Last week was a heavy one for the people of India. One Wednesday, a 17-year-old girl who had been gang raped committed suicide because police were dragging their feet in bringing her justice. Then, on Friday, a 23-year-old woman who had been gang raped and brutally beaten died from her injuries, which included head trauma and having her intestines removed.
So today, I am not entirely surprised to read a piece about Indian women applying for gun licenses. Keep reading »
A 17-year-old girl in India committed suicide by drinking poison on Wednesday, following a gang rape by at least three men back in November. The teen named the three alleged rapists, who have since been arrested by police, in her suicide note and blamed them for causing her death.
According to CNN, the girl was allegedly gang raped on November 13, during the Hindu festival of Diwali. According to her family, police did not register a formal complaint until two weeks later and pressured the girl not to press charges. Two officers involved in the case have since been fired, while a third has been suspended, over the mishandling. Keep reading »
Two weeks ago, The New York Times ran an enormous article about a rape case in Steubenville, Ohio, where members of the football team participated in the rape of a drunk girl in August. Images and videos captured the night, when a 15-year-old drunk girl was carried to multiple parties, raped and peed upon. Two 16-year-old boys were arrested and charged with rape and kidnapping. Many other students — including Steubenville football players — were said to have participated and are supposedly being coddled by police and their community. You can read the full, difficult, sordid story from the Times here.
Now, Internet vigilante groups — hactivists — have taken over the football team’s website and are threatening to make many of those involved pay by releasing private info online. Keep reading »
Police in Swaziland are now enforcing an 1889 law against “immoral” dressing and will arrest any woman who incites a complaint by wearing a miniskirt, low-rise jeans, or crop tops in public. Keep reading »
A bit of background: YouTube star Jenna Marbles recently did a video called “Things I Don’t Understand About Girls: Sluts Edition” and it was fairly horrible. First of all, Jenna Marbles thinks that being a promiscuous “slut” is a bad thing. Sluts, she says, are women who have “a lot of casual sex,” although she admits she can’t really define what “a lot” means because it’s different for every person. I’m sorry, every woman. The only people Jenna Marbles judges for having “a lot of casual sex” are women.

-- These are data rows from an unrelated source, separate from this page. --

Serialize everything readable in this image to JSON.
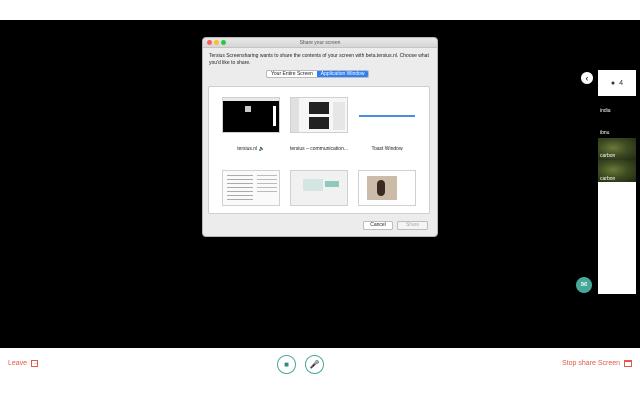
{
  "dialog": {
    "title": "Share your screen",
    "message": "Tersius Screensharing wants to share the contents of your screen with beta.tersius.nl. Choose what you'd like to share.",
    "tabs": [
      "Your Entire Screen",
      "Application Window"
    ],
    "active_tab": "Application Window",
    "windows": [
      {
        "label": "tersius.nl 🔈"
      },
      {
        "label": "tersius – communication..."
      },
      {
        "label": "Toast Window"
      },
      {
        "label": ""
      },
      {
        "label": ""
      },
      {
        "label": ""
      }
    ],
    "cancel_label": "Cancel",
    "share_label": "Share"
  },
  "sidebar": {
    "toggle_icon": "chevron-left-icon",
    "participant_count": "4",
    "participants": [
      "india",
      "ibnu",
      "carbon",
      "carbon"
    ]
  },
  "bottombar": {
    "leave_label": "Leave",
    "stop_share_label": "Stop share Screen",
    "accent": "#e05a4a",
    "control_color": "#47a89a"
  }
}
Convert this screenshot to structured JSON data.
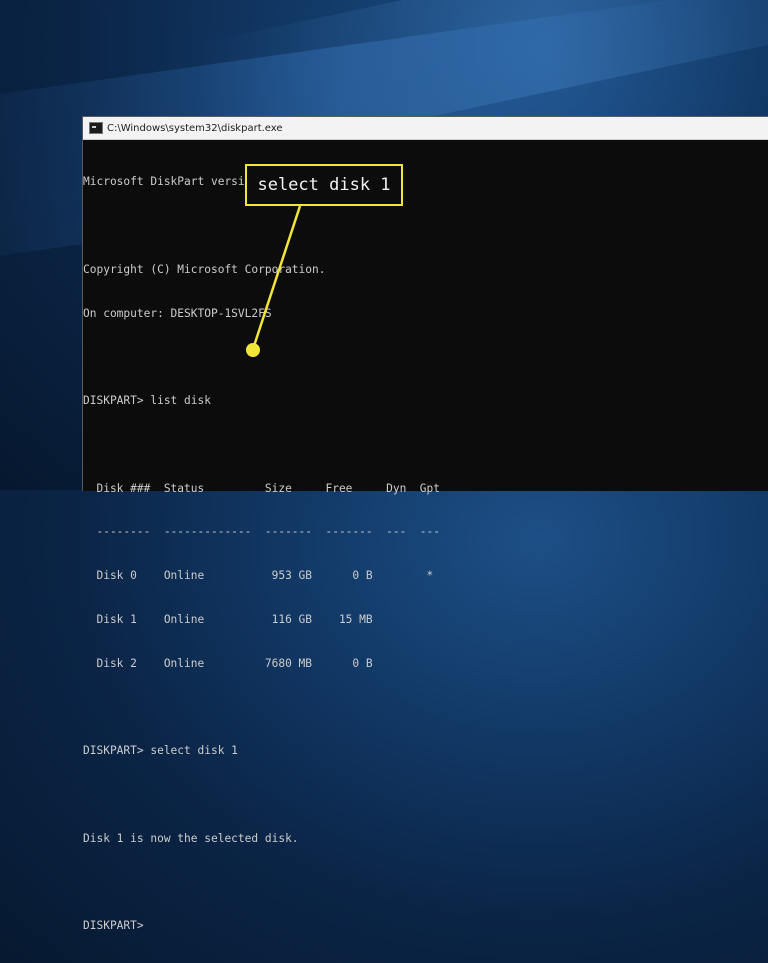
{
  "window": {
    "title": "C:\\Windows\\system32\\diskpart.exe"
  },
  "console": {
    "lines": [
      "Microsoft DiskPart version 10.0.22000.653",
      "",
      "Copyright (C) Microsoft Corporation.",
      "On computer: DESKTOP-1SVL2FS",
      "",
      "DISKPART> list disk",
      "",
      "  Disk ###  Status         Size     Free     Dyn  Gpt",
      "  --------  -------------  -------  -------  ---  ---",
      "  Disk 0    Online          953 GB      0 B        *",
      "  Disk 1    Online          116 GB    15 MB",
      "  Disk 2    Online         7680 MB      0 B",
      "",
      "DISKPART> select disk 1",
      "",
      "Disk 1 is now the selected disk.",
      "",
      "DISKPART>"
    ]
  },
  "annotation": {
    "callout_text": "select disk 1",
    "accent_color": "#f0e63a"
  }
}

She admits the video is not supposed to be funny — and it’s not. In addition to being nasty towards other women, it comes off as bitter. (There’s this weird part about sluts who sleep with other girls’ boyfriends, because I guess I guess an insatiable sex drive stops you from having morals?) Mostly Jenna just repeated the kind of “sluts are the wooooorst” stuff that you imagine Rush Limbaugh says to his pals while they smoke cigars in a strip club. So it is a VERY welcome breath of fresh air to see Chescaleigh (AKA Franchesca Ramsey) did a response. Keep reading »
Men who inaccurately believe a woman’s body “just shuts down” during rape aren’t just all up in your legislature making your laws. They also sit on your courts.
California Superior Court Judge Derek Johnson has been publicly admonished in a 10-0 vote by the CA Commission on Judicial Performance for his comments that a 2008 sexual assault victim “didn’t put up a fight” during her rape and that her rape was only “technical,” whatever that means, and not “a real, live criminal case.” Rape can’t happen because if a woman’s body doesn’t want sex, Johnson said, because her ladyparts “will not permit that to happen.”
Good to know he was also a former prosecutor on the Orange County DA’s sex crimes unit, huh?
Warning, there is a description of a very violent threat of sexual violence after the jump. Keep reading »
One in every five women has been sexually assaulted. And most of those assaults happen before the age of 25. I am a woman. I’m 25 years old, and I am part of the 20 percent of women who have been raped.
It’s one of the hardest things I’ve had to accept about myself, and it’s one that’s not frequently talked about. Keep reading »